experience many countries and cities: Paris, Copenhagen, Brussels, Vienna,
London and Amsterdam. With the innocence of youth, I became familiar with the
peoples and customs of other nations and learned to love them.
After I finished my general
education, I made up my mind that I wanted to become an artist. I went to the
art academy despite the objections of my parents. The War, however, ended my
dreams of art and beauty. Instead, I came to Peenemünde. Instead, I learned
about the beauty of technology as it evolves from the mathematical clarity of
its construction. I found out that men, highly qualified scientists, also had
dreams—dreams of perfecting the instruments of their imagination. And I
discovered that they could be artists possessed of their ideas—the conquest

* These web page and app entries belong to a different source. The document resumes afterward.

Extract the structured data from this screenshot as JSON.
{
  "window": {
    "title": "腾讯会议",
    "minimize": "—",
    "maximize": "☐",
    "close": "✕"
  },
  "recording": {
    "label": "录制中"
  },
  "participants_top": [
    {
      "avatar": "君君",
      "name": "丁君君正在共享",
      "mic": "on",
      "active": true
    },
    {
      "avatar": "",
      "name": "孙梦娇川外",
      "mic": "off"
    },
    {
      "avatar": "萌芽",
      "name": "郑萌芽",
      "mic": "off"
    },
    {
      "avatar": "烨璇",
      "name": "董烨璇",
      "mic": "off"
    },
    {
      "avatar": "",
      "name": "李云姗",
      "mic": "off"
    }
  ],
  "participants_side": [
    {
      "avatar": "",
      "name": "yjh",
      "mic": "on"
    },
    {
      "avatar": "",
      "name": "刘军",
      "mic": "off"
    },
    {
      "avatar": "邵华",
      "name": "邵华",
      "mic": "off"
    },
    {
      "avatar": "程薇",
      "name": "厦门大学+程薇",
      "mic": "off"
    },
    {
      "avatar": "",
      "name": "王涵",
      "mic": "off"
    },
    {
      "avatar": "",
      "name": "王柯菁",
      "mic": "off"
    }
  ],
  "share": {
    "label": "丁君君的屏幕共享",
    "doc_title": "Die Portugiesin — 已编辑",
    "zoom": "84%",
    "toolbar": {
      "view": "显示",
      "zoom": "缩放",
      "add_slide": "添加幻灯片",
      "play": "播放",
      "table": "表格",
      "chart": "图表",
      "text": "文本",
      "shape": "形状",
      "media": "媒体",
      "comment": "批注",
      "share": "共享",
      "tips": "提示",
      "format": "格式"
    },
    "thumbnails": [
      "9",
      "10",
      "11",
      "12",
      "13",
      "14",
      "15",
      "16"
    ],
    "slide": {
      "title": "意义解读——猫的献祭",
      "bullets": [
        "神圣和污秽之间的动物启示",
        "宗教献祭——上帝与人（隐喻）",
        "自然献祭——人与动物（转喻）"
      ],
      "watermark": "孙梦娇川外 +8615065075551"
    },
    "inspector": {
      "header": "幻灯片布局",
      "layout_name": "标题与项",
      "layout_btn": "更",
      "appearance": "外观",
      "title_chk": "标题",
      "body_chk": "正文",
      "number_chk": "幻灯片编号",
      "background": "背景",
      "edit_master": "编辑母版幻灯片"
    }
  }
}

I married one of these
obsessed men, Helmut Gröttrup. And I learned the loneliness of the women who
marry such men. My son Peter was born in 1941. In 1944 I was released from the
duty carrying a second child when it was born. That allowed me to go home to
At the end of the war, the
men who had these dreams of conquering space were gathered together by the
Allies, along with their wives and children. One group was taken over the
oceans with contracts duly signed, the other was left in Germany, only to be
forcibly deported to Russia, overnight, as it were, without contracts, without
recourse of any kind.
I have been
writing my diary since I was thirteen. It has been my comforting companion,
even during my years in Russia. My children are my greatest joy, freedom is my
the direction of Helmut Gröttrup the German Specialists worked hard to design
and teach the Russians how to design rockets. On the left is the sequence of
rocket designs, starting with the R-1 which was a copy of the V-2. On the
right is the R-7 which used a pressure stabilized tank structure, swiveling
rocket nozzels, turbo pumps, new rocket engines, new guidance and control
system and a unique conical shape developed by the Germans in Russia.
This rocket design was used
on Vostok 1 and to launch Sputnik in 1957 and was used on all future Russian
boosters. It was well ahead of anything the US had at that time.
left is Soyuz being prepared for launch and on the right is Vostok 1 which was
used to launch Sputnik. In 1945 Russia did not have the technology to
accomplish these great feats but with the help of the hard working German
Specialists they accomplished this in a period of less than 12 years. They
were well ahead in the Space Race and the US had to work hard to catch up.